Money is often said to be the root of all evil. That may or may not be true, but it brings with it a host of decisions and consequences that can distract us from our primary purpose. Just like our food plans give us freedom from food obsession by structuring our relationship with food, the 7th tradition does the same for our meetings around money. We are free to think about how we can help others find abstinence and recovery instead of ever thinking about the status of our funds.

Step of the Month: Step 7, Independence Day

  1. Humbly asked Him to remove our shortcomings.

What better occasion to talk about step 7 than Independence Day weekend! That’s because step 7 is where we gain true freedom in recovery.

We learned a lot about how broken our thinking and conduct were as we wrote our 4th step inventory. We discovered new attitudes of humility and trust as we read that inventory aloud in step 5. Now understanding how our disease and our own minds enslave us in the bondage of self, in step 6, we became ready to be changed by our Higher Power. Now, finally, in step 7 we ask God to get rid of all the crap that’s kept us shackled to compulsive eating and to a way of life that doesn’t work and that is ultimately futile and fatal.

We recently compared steps 4 and 5 to a thorough house cleaning. To refresh and extend the metaphor:

  • Step 3: We call God and ask God to bring a dump truck that will take all our junk to the dump so we can be free of it.
  • Step 4: We carefully make a list of everything that can go.
  • Step 5: We show the list to a friend and God, and after God backs the dump truck up to the house, our friend and God help us put all the trash in the hopper of the truck.
  • Step 6: We take one last look and ask ourselves if we’re ready to let God drive the refuse away.
  • Step 7: We tell God to drive it away, please.

Once the junk is gone, we can walk back into our house and see the beauty of our lives again. Instead of goat trails full of dark reminders of our past piled floor to ceiling like old newspapers, we see the spaciousness of our lives, the pictures of family and/or friends on the walls that had been obscured by the piles of junk. We feel gratitude for the soundness of the construction of our home—and for that matter for our home itself. From here, from this now repaired home base, we can return to our daily lives free of the encumbrances of our past.

Will everything be perfect? Nah. Some of the walls will need repainting, or the plaster may have cracked behind all those old newspapers and junk. But we’ll be up to it. Will we be reminded of the bad old times? Of course, but the burning pain of them has been taken away and replaced with perspective. Will some new junk pile up? It could, but we’ll have the means to deal with it through OA’s twelve steps, twelve traditions, and nine tools.

And what truly comes of the 7th step? But freedom from is just one half the story. When our HP gives us freedom from compulsive eating, we gain freedom to eat sanely and safely. When we are granted freedom from our past, we gain the freedom to move on, to draw a line in the sand between our old selves and our new selves. The freedom to help others comes when we gain freedom from “helping” others in order to stanch the aching need for acceptance or validation. When we feel freedom from sticky enmeshment with others, we get the freedom to be in honest, two-sided relationships based on trust and love. As OA’s Twelve Steps and Twelve Traditions tells us, once we have worked step 7,

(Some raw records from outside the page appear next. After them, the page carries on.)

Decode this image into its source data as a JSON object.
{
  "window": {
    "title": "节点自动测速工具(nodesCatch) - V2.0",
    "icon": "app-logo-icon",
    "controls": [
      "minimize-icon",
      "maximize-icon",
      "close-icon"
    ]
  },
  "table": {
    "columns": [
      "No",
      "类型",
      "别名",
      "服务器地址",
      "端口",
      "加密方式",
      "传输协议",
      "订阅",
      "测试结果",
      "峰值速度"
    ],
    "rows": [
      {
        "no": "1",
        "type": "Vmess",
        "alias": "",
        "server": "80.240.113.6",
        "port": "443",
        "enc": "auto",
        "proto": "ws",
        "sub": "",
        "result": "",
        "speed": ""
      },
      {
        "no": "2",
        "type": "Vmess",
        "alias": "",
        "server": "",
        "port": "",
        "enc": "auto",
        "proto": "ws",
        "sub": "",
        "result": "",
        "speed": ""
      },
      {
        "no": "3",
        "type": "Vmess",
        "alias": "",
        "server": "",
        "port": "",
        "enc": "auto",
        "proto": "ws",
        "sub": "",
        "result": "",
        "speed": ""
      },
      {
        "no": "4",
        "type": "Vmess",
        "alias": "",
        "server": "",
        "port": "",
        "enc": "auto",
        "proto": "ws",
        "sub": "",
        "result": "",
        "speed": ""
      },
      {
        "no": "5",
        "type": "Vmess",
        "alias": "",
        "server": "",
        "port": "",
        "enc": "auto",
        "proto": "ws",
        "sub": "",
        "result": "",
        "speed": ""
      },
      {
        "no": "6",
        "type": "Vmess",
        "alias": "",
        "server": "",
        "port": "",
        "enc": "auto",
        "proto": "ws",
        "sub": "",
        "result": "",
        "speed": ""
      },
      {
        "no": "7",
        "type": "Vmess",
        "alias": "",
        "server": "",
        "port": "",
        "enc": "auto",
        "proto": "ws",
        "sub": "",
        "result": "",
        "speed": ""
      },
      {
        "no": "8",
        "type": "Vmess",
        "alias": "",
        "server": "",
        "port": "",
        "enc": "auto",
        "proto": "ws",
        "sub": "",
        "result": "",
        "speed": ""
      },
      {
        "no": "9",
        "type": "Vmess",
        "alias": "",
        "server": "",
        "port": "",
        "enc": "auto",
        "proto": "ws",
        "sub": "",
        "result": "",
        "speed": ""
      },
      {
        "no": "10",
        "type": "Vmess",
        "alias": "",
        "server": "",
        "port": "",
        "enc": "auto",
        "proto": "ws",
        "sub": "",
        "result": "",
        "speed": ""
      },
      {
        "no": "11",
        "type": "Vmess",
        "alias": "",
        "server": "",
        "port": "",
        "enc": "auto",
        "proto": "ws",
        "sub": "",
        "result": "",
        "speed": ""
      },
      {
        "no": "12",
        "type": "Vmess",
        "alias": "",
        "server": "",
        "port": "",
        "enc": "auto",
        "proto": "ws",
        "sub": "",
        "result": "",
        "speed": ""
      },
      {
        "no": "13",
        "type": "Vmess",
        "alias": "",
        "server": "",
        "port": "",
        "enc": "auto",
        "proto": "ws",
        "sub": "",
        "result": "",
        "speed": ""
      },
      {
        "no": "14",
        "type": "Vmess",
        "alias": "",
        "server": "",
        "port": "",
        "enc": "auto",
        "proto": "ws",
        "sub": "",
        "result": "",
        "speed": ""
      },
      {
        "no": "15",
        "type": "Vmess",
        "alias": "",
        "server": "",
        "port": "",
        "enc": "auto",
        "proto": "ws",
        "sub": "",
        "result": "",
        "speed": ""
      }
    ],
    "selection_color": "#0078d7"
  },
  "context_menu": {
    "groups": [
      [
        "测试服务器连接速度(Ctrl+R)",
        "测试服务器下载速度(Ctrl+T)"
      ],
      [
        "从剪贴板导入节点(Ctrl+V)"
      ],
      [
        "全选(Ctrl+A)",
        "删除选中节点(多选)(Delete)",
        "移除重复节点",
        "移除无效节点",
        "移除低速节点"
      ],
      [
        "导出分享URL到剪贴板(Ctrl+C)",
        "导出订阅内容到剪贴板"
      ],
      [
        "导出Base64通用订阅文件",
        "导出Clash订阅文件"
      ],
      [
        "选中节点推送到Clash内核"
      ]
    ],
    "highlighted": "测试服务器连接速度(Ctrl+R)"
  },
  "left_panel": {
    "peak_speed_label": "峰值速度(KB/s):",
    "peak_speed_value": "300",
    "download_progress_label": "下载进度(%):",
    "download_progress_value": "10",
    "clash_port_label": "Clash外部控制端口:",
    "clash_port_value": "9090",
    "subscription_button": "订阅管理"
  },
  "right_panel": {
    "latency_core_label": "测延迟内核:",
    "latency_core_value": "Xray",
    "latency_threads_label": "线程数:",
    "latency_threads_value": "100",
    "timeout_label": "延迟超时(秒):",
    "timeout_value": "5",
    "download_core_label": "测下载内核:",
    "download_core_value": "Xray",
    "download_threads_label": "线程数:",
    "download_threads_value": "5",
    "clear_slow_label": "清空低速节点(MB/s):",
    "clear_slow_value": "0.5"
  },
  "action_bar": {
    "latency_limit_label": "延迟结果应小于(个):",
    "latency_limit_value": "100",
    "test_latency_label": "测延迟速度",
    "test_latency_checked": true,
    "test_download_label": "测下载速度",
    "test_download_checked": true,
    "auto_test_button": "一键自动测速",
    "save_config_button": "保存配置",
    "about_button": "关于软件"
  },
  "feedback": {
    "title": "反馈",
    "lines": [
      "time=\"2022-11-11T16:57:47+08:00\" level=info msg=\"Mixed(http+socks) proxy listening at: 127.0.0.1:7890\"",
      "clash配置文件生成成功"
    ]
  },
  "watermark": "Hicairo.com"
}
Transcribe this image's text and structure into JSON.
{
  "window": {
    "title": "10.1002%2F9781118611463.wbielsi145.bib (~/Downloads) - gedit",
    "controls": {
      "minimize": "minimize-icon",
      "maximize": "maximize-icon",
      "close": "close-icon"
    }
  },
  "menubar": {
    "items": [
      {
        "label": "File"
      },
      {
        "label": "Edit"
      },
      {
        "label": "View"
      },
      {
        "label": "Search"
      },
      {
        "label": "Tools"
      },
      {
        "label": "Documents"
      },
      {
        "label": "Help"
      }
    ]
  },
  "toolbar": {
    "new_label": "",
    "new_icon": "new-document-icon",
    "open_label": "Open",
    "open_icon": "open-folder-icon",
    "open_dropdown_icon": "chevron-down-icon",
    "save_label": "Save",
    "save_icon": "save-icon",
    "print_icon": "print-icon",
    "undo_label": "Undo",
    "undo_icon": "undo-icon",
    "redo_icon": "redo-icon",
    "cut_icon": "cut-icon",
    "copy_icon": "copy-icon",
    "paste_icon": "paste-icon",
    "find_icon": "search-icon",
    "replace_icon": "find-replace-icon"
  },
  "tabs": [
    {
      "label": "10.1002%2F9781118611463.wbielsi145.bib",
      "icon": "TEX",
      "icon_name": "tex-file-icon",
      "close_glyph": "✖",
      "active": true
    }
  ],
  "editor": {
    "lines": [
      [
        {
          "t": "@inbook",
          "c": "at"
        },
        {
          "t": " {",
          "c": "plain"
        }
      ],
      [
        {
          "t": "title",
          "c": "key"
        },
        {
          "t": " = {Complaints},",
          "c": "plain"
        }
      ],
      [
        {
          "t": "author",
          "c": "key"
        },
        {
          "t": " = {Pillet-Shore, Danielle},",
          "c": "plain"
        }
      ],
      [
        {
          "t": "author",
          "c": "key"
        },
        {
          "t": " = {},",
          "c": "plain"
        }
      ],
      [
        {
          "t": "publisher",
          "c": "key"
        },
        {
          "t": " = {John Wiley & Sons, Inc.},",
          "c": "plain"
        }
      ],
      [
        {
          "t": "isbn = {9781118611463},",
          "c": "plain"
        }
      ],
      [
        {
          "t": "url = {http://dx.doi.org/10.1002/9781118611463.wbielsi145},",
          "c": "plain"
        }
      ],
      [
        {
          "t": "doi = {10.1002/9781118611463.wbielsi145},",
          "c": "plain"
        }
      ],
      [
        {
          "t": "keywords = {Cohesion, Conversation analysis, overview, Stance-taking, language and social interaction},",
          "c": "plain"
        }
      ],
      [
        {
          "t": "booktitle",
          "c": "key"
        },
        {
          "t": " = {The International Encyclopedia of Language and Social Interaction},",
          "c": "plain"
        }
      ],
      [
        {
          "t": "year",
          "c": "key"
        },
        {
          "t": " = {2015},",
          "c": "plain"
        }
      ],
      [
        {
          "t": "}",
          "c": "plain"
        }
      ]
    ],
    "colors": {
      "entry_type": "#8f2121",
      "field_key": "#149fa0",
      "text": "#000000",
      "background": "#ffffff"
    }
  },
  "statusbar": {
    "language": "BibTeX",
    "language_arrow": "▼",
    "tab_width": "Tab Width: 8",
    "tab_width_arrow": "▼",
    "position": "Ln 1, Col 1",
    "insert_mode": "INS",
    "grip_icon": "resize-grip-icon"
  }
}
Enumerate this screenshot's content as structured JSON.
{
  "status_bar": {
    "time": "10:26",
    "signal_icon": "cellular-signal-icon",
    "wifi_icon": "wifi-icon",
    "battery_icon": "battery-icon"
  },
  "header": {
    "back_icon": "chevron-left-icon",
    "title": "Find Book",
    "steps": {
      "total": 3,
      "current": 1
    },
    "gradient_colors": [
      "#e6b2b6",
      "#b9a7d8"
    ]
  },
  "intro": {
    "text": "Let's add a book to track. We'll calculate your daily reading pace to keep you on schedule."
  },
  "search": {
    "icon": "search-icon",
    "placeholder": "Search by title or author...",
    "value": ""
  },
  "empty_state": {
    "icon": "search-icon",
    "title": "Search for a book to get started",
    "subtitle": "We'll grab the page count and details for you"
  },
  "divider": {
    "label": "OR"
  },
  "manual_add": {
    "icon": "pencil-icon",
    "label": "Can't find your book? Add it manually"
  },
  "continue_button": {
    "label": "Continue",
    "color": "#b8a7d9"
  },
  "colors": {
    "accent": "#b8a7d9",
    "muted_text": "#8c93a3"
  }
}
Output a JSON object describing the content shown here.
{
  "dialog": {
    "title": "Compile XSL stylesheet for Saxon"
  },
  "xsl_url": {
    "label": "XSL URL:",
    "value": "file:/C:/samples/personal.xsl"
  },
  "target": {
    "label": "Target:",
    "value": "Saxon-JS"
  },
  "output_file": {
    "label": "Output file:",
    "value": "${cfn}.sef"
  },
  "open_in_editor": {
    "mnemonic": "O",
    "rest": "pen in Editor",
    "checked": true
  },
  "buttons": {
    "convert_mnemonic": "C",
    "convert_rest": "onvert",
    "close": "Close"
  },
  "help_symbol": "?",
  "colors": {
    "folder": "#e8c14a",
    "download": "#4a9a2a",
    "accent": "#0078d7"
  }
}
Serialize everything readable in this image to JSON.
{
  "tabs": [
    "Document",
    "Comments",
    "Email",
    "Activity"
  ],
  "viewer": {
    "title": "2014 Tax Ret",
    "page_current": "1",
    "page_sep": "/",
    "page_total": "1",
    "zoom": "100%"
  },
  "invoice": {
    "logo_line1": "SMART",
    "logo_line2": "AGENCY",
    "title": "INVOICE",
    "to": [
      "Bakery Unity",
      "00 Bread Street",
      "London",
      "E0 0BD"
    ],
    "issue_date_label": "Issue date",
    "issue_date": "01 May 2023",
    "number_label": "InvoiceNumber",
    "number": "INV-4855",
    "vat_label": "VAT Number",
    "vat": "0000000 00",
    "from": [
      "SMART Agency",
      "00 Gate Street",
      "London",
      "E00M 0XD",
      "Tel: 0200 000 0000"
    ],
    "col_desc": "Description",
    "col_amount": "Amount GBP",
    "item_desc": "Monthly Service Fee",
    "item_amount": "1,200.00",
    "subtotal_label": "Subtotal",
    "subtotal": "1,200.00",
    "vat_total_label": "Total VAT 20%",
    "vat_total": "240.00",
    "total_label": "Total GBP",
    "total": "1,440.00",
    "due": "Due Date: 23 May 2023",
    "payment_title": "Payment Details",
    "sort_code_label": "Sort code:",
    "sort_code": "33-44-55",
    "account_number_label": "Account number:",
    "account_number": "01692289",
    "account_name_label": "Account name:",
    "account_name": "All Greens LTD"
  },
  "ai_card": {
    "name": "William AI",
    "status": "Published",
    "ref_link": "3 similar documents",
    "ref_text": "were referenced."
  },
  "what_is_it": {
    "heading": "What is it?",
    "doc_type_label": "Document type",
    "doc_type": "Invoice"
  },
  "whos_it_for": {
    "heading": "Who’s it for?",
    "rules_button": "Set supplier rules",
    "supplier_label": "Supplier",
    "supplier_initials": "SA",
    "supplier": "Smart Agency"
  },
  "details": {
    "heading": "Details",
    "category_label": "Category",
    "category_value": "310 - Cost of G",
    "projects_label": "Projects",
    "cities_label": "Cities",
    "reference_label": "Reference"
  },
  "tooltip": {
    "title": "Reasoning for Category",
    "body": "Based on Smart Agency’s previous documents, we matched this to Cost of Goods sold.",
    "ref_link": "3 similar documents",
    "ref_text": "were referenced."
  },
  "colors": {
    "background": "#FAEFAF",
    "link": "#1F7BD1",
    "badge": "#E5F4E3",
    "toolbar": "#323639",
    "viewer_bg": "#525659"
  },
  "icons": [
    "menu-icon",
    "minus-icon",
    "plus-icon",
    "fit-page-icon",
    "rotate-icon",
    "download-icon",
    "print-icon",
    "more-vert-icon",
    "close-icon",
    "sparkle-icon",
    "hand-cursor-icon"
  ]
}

When we make a mistake, we acknowledge that fact without claiming that we ourselves are mistake. From now on, we cease telling ourselves we are always going to be dishonest, selfish, abusive, stupid, or bad people. Instead, we repeatedly affirm to ourselves the truth about ourselves—that we are becoming honest, caring, nurturing, wise, and effective human beings as we practice our new behaviors, day by day. (64)

The day we first complete step 7 is our independence day. It is the day when we officially let God change us. As we do step 7, we step out of the drivers seat and let God into it. We get out of the way and stop trying to life our way. In return, we are given the freedom we’ve longed for from the broken thinking that has led us to hopeless compulsive eating.